----- Task input

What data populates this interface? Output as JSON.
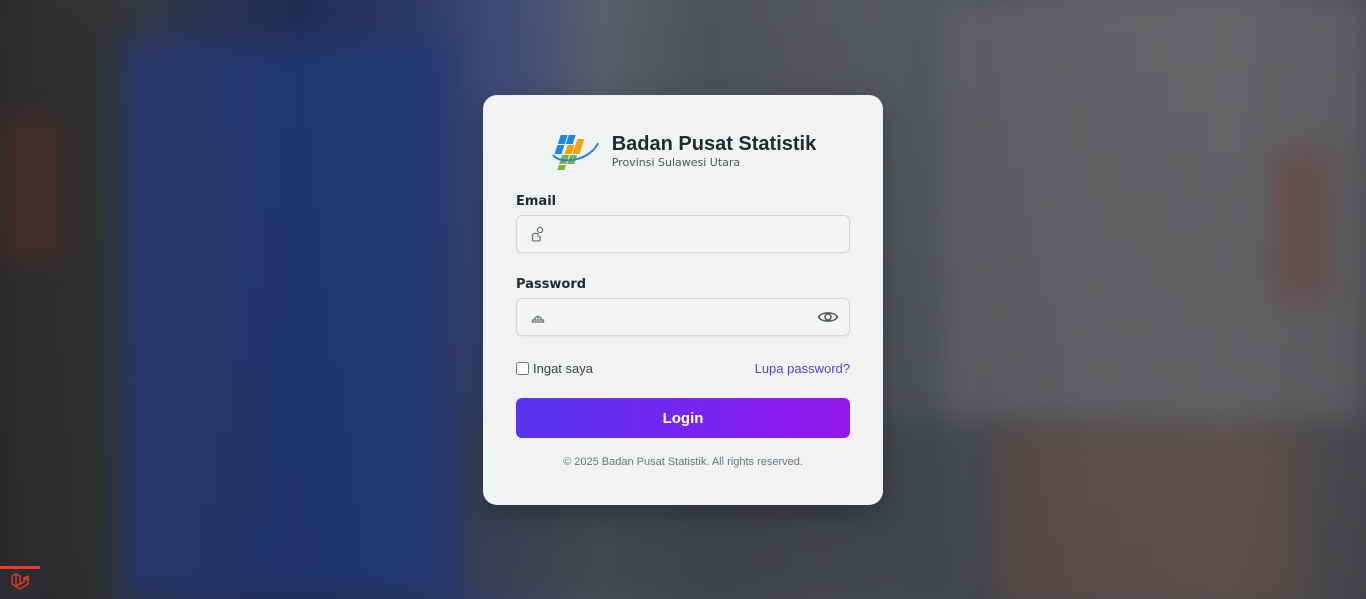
{
  "brand": {
    "title": "Badan Pusat Statistik",
    "subtitle": "Provinsi Sulawesi Utara",
    "logo_icon": "bps-logo"
  },
  "form": {
    "email_label": "Email",
    "email_value": "",
    "email_icon": "user-icon",
    "password_label": "Password",
    "password_value": "",
    "password_icon": "lock-icon",
    "toggle_icon": "eye-icon",
    "remember_label": "Ingat saya",
    "remember_checked": false,
    "forgot_label": "Lupa password?",
    "submit_label": "Login"
  },
  "footer": {
    "copyright": "© 2025 Badan Pusat Statistik. All rights reserved."
  },
  "colors": {
    "accent_start": "#5634f2",
    "accent_end": "#9616f0",
    "link": "#5b3fd6",
    "laravel": "#ef3b2d"
  },
  "debugbar": {
    "icon": "laravel-icon"
  }
}
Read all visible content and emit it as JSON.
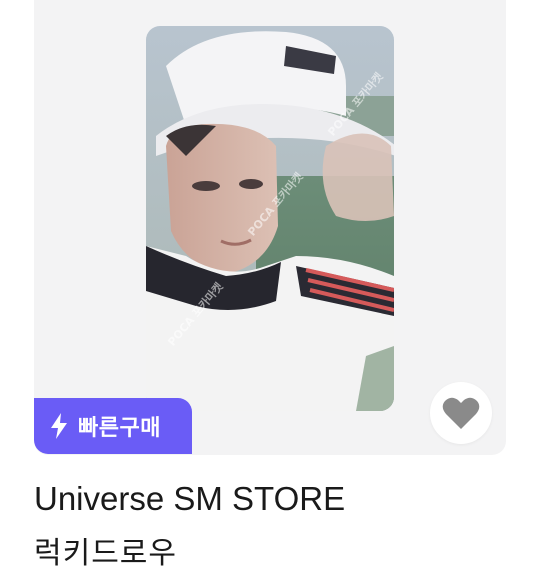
{
  "product": {
    "image_alt_icon": "photocard-image",
    "watermark": "POCA 포카마켓",
    "quick_buy_label": "빠른구매",
    "title": "Universe SM STORE",
    "subtitle": "럭키드로우"
  },
  "colors": {
    "card_bg": "#f3f3f4",
    "badge_bg": "#6a5cf6",
    "heart": "#8a8a8a",
    "text": "#1a1a1a"
  }
}
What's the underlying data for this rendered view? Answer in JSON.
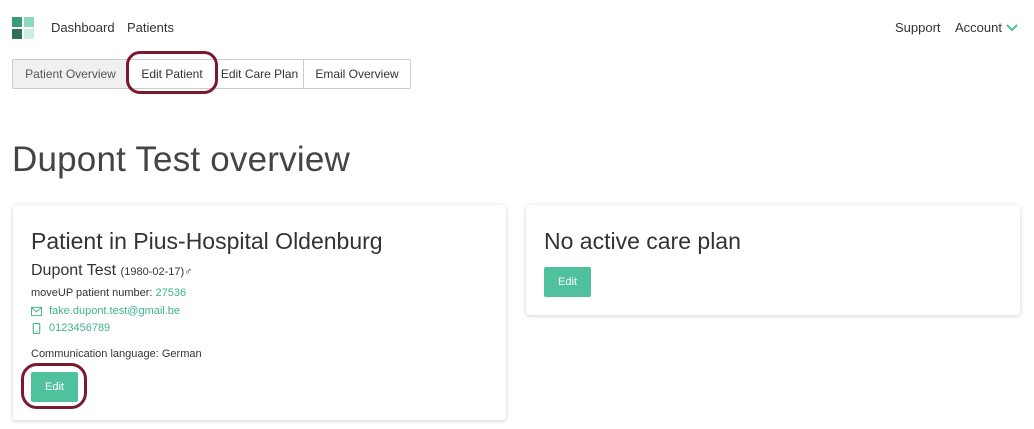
{
  "nav": {
    "links": [
      "Dashboard",
      "Patients"
    ],
    "support": "Support",
    "account": "Account"
  },
  "tabs": [
    "Patient Overview",
    "Edit Patient",
    "Edit Care Plan",
    "Email Overview"
  ],
  "page": {
    "title": "Dupont Test overview"
  },
  "patient_card": {
    "title": "Patient in Pius-Hospital Oldenburg",
    "name": "Dupont Test",
    "dob": "(1980-02-17)",
    "gender_symbol": "♂",
    "number_label": "moveUP patient number: ",
    "number": "27536",
    "email": "fake.dupont.test@gmail.be",
    "phone": "0123456789",
    "language": "Communication language: German",
    "edit_label": "Edit"
  },
  "careplan_card": {
    "title": "No active care plan",
    "edit_label": "Edit"
  },
  "colors": {
    "accent": "#4fc19c",
    "link": "#3eb38f",
    "highlight": "#7b1a2e"
  }
}
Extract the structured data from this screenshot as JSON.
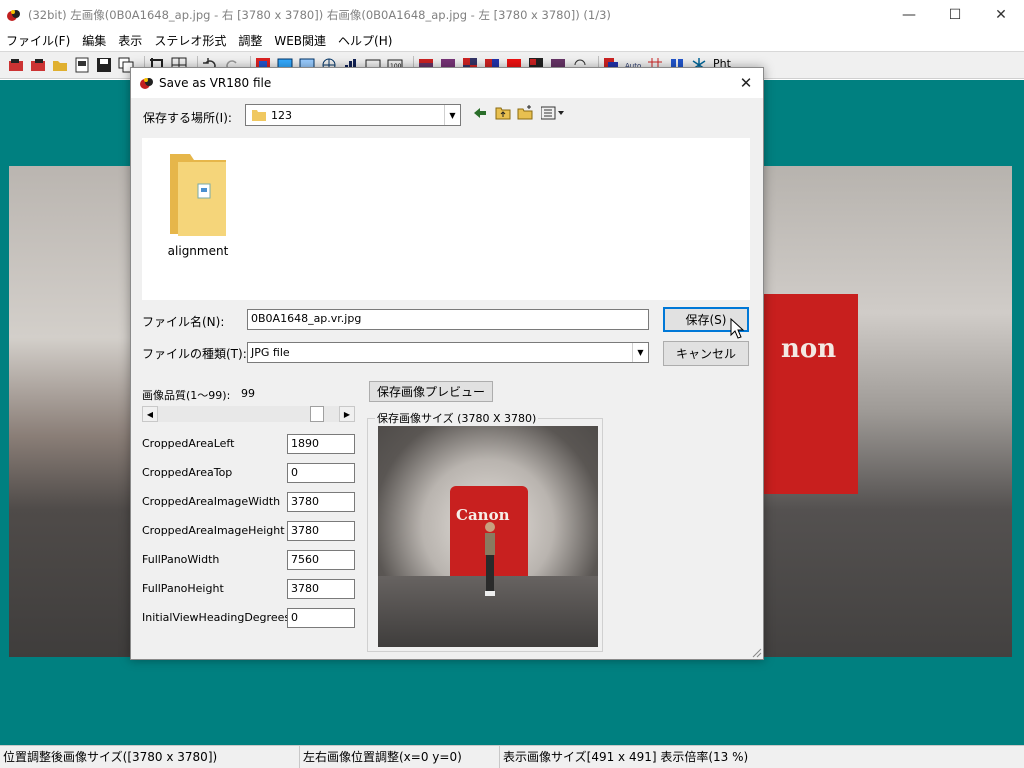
{
  "window": {
    "title": "(32bit) 左画像(0B0A1648_ap.jpg - 右 [3780 x 3780]) 右画像(0B0A1648_ap.jpg - 左 [3780 x 3780]) (1/3)",
    "minimize": "—",
    "maximize": "☐",
    "close": "✕"
  },
  "menu": [
    "ファイル(F)",
    "編集",
    "表示",
    "ステレオ形式",
    "調整",
    "WEB関連",
    "ヘルプ(H)"
  ],
  "toolbar": {
    "pht_label": "Pht"
  },
  "background_image": {
    "logo_text": "non"
  },
  "dialog": {
    "title": "Save as VR180 file",
    "close": "✕",
    "save_in_label": "保存する場所(I):",
    "save_in_value": "123",
    "folder_items": [
      {
        "name": "alignment",
        "icon": "folder-icon"
      }
    ],
    "filename_label": "ファイル名(N):",
    "filename_value": "0B0A1648_ap.vr.jpg",
    "filetype_label": "ファイルの種類(T):",
    "filetype_value": "JPG file",
    "save_button": "保存(S)",
    "cancel_button": "キャンセル",
    "quality_label": "画像品質(1～99):",
    "quality_value": "99",
    "quality_slider": 0.91,
    "preview_button": "保存画像プレビュー",
    "preview_group_label": "保存画像サイズ (3780 X 3780)",
    "preview_logo_text": "Canon",
    "fields": [
      {
        "label": "CroppedAreaLeft",
        "value": "1890"
      },
      {
        "label": "CroppedAreaTop",
        "value": "0"
      },
      {
        "label": "CroppedAreaImageWidth",
        "value": "3780"
      },
      {
        "label": "CroppedAreaImageHeight",
        "value": "3780"
      },
      {
        "label": "FullPanoWidth",
        "value": "7560"
      },
      {
        "label": "FullPanoHeight",
        "value": "3780"
      },
      {
        "label": "InitialViewHeadingDegrees",
        "value": "0"
      }
    ]
  },
  "status": [
    "位置調整後画像サイズ([3780 x 3780])",
    "左右画像位置調整(x=0 y=0)",
    "表示画像サイズ[491 x 491]  表示倍率(13 %)"
  ],
  "colors": {
    "workspace_bg": "#008080",
    "canon_red": "#c8201f",
    "focus_blue": "#0078d7"
  }
}
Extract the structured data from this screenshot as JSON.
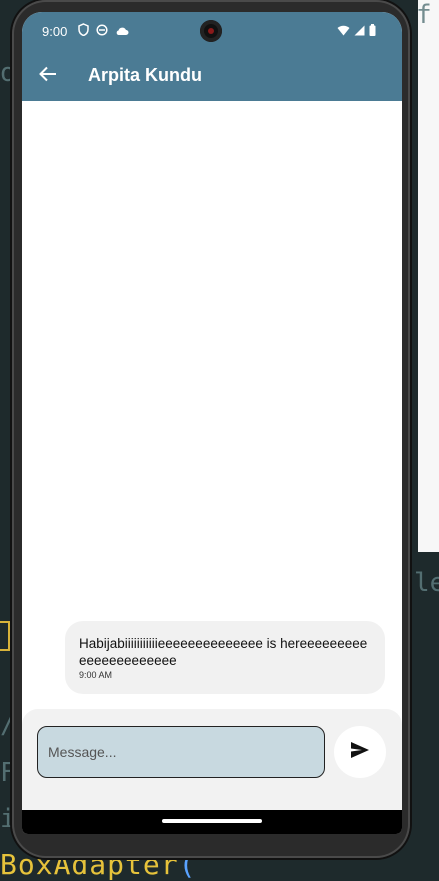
{
  "status_bar": {
    "time": "9:00",
    "left_icons": [
      "shield-icon",
      "data-saver-icon",
      "cloud-icon"
    ],
    "right_icons": [
      "wifi-icon",
      "signal-icon",
      "battery-icon"
    ]
  },
  "app_bar": {
    "title": "Arpita Kundu",
    "back_icon": "arrow-back-icon"
  },
  "messages": [
    {
      "text": "Habijabiiiiiiiiiiieeeeeeeeeeeeee is hereeeeeeeeeeeeeeeeeeeeee",
      "time": "9:00 AM"
    }
  ],
  "composer": {
    "placeholder": "Message...",
    "value": "",
    "send_icon": "send-icon"
  },
  "colors": {
    "app_bar": "#4b7b94",
    "input_fill": "#c8d9e0",
    "bubble": "#f1f1f1"
  }
}
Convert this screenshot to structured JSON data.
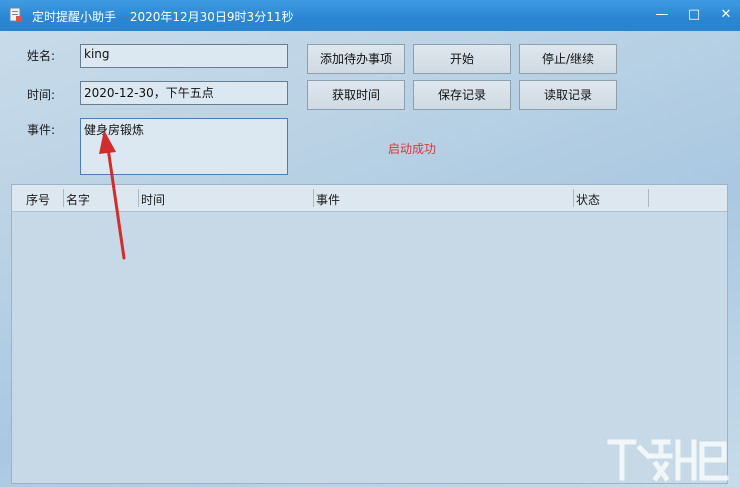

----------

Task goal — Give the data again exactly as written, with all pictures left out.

Task output —
What data populates this interface? Output as JSON.
{
  "brand": {
    "title": "Badan Pusat Statistik",
    "subtitle": "Provinsi Sulawesi Utara",
    "logo_icon": "bps-logo"
  },
  "form": {
    "email_label": "Email",
    "email_value": "",
    "email_icon": "user-icon",
    "password_label": "Password",
    "password_value": "",
    "password_icon": "lock-icon",
    "toggle_icon": "eye-icon",
    "remember_label": "Ingat saya",
    "remember_checked": false,
    "forgot_label": "Lupa password?",
    "submit_label": "Login"
  },
  "footer": {
    "copyright": "© 2025 Badan Pusat Statistik. All rights reserved."
  },
  "colors": {
    "accent_start": "#5634f2",
    "accent_end": "#9616f0",
    "link": "#5b3fd6",
    "laravel": "#ef3b2d"
  },
  "debugbar": {
    "icon": "laravel-icon"
  }
}
Read all visible content and emit it as JSON.
{
  "product": {
    "image_alt_icon": "photocard-image",
    "watermark": "POCA 포카마켓",
    "quick_buy_label": "빠른구매",
    "title": "Universe SM STORE",
    "subtitle": "럭키드로우"
  },
  "colors": {
    "card_bg": "#f3f3f4",
    "badge_bg": "#6a5cf6",
    "heart": "#8a8a8a",
    "text": "#1a1a1a"
  }
}
What's the underlying data for this rendered view? Answer in JSON.
{
  "nav": {
    "links": [
      "Dashboard",
      "Patients"
    ],
    "support": "Support",
    "account": "Account"
  },
  "tabs": [
    "Patient Overview",
    "Edit Patient",
    "Edit Care Plan",
    "Email Overview"
  ],
  "page": {
    "title": "Dupont Test overview"
  },
  "patient_card": {
    "title": "Patient in Pius-Hospital Oldenburg",
    "name": "Dupont Test",
    "dob": "(1980-02-17)",
    "gender_symbol": "♂",
    "number_label": "moveUP patient number: ",
    "number": "27536",
    "email": "fake.dupont.test@gmail.be",
    "phone": "0123456789",
    "language": "Communication language: German",
    "edit_label": "Edit"
  },
  "careplan_card": {
    "title": "No active care plan",
    "edit_label": "Edit"
  },
  "colors": {
    "accent": "#4fc19c",
    "link": "#3eb38f",
    "highlight": "#7b1a2e"
  }
}
Extract the structured data from this screenshot as JSON.
{
  "window": {
    "title": "(32bit) 左画像(0B0A1648_ap.jpg - 右 [3780 x 3780]) 右画像(0B0A1648_ap.jpg - 左 [3780 x 3780]) (1/3)",
    "minimize": "—",
    "maximize": "☐",
    "close": "✕"
  },
  "menu": [
    "ファイル(F)",
    "編集",
    "表示",
    "ステレオ形式",
    "調整",
    "WEB関連",
    "ヘルプ(H)"
  ],
  "toolbar": {
    "pht_label": "Pht"
  },
  "background_image": {
    "logo_text": "non"
  },
  "dialog": {
    "title": "Save as VR180 file",
    "close": "✕",
    "save_in_label": "保存する場所(I):",
    "save_in_value": "123",
    "folder_items": [
      {
        "name": "alignment",
        "icon": "folder-icon"
      }
    ],
    "filename_label": "ファイル名(N):",
    "filename_value": "0B0A1648_ap.vr.jpg",
    "filetype_label": "ファイルの種類(T):",
    "filetype_value": "JPG file",
    "save_button": "保存(S)",
    "cancel_button": "キャンセル",
    "quality_label": "画像品質(1～99):",
    "quality_value": "99",
    "quality_slider": 0.91,
    "preview_button": "保存画像プレビュー",
    "preview_group_label": "保存画像サイズ (3780 X 3780)",
    "preview_logo_text": "Canon",
    "fields": [
      {
        "label": "CroppedAreaLeft",
        "value": "1890"
      },
      {
        "label": "CroppedAreaTop",
        "value": "0"
      },
      {
        "label": "CroppedAreaImageWidth",
        "value": "3780"
      },
      {
        "label": "CroppedAreaImageHeight",
        "value": "3780"
      },
      {
        "label": "FullPanoWidth",
        "value": "7560"
      },
      {
        "label": "FullPanoHeight",
        "value": "3780"
      },
      {
        "label": "InitialViewHeadingDegrees",
        "value": "0"
      }
    ]
  },
  "status": [
    "位置調整後画像サイズ([3780 x 3780])",
    "左右画像位置調整(x=0 y=0)",
    "表示画像サイズ[491 x 491]  表示倍率(13 %)"
  ],
  "colors": {
    "workspace_bg": "#008080",
    "canon_red": "#c8201f",
    "focus_blue": "#0078d7"
  }
}
Extract the structured data from this screenshot as JSON.
{
  "status_bar": {
    "time": "9:00",
    "left_icons": [
      "shield-icon",
      "data-saver-icon",
      "cloud-icon"
    ],
    "right_icons": [
      "wifi-icon",
      "signal-icon",
      "battery-icon"
    ]
  },
  "app_bar": {
    "title": "Arpita Kundu",
    "back_icon": "arrow-back-icon"
  },
  "messages": [
    {
      "text": "Habijabiiiiiiiiiiieeeeeeeeeeeeee is hereeeeeeeeeeeeeeeeeeeeee",
      "time": "9:00 AM"
    }
  ],
  "composer": {
    "placeholder": "Message...",
    "value": "",
    "send_icon": "send-icon"
  },
  "colors": {
    "app_bar": "#4b7b94",
    "input_fill": "#c8d9e0",
    "bubble": "#f1f1f1"
  }
}
Convert this screenshot to structured JSON data.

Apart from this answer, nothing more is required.